**What the exercise asks:** Reproduce the entries word for word, and omit any picture you find in them.

**Records for this exercise:**
------
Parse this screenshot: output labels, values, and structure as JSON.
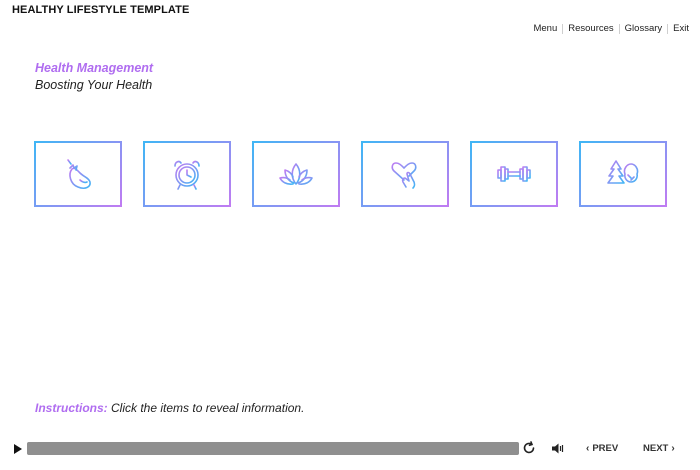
{
  "app": {
    "title": "HEALTHY LIFESTYLE TEMPLATE"
  },
  "nav": {
    "menu": "Menu",
    "resources": "Resources",
    "glossary": "Glossary",
    "exit": "Exit"
  },
  "content": {
    "heading": "Health Management",
    "subheading": "Boosting Your Health",
    "tiles": [
      {
        "icon": "eggplant-icon"
      },
      {
        "icon": "alarm-clock-icon"
      },
      {
        "icon": "lotus-icon"
      },
      {
        "icon": "heart-hand-icon"
      },
      {
        "icon": "dumbbell-icon"
      },
      {
        "icon": "trees-icon"
      }
    ]
  },
  "instructions": {
    "label": "Instructions:",
    "text": " Click the items to reveal information."
  },
  "player": {
    "progress": 1.0,
    "prev": "PREV",
    "next": "NEXT"
  },
  "colors": {
    "accent": "#b06df0",
    "gradient_start": "#3fb6f5",
    "gradient_end": "#c07bf2"
  }
}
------
**Output of the task:**
Parse this screenshot: output labels, values, and structure as JSON.
{
  "app": {
    "title": "HEALTHY LIFESTYLE TEMPLATE"
  },
  "nav": {
    "menu": "Menu",
    "resources": "Resources",
    "glossary": "Glossary",
    "exit": "Exit"
  },
  "content": {
    "heading": "Health Management",
    "subheading": "Boosting Your Health",
    "tiles": [
      {
        "icon": "eggplant-icon"
      },
      {
        "icon": "alarm-clock-icon"
      },
      {
        "icon": "lotus-icon"
      },
      {
        "icon": "heart-hand-icon"
      },
      {
        "icon": "dumbbell-icon"
      },
      {
        "icon": "trees-icon"
      }
    ]
  },
  "instructions": {
    "label": "Instructions:",
    "text": " Click the items to reveal information."
  },
  "player": {
    "progress": 1.0,
    "prev": "PREV",
    "next": "NEXT"
  },
  "colors": {
    "accent": "#b06df0",
    "gradient_start": "#3fb6f5",
    "gradient_end": "#c07bf2"
  }
}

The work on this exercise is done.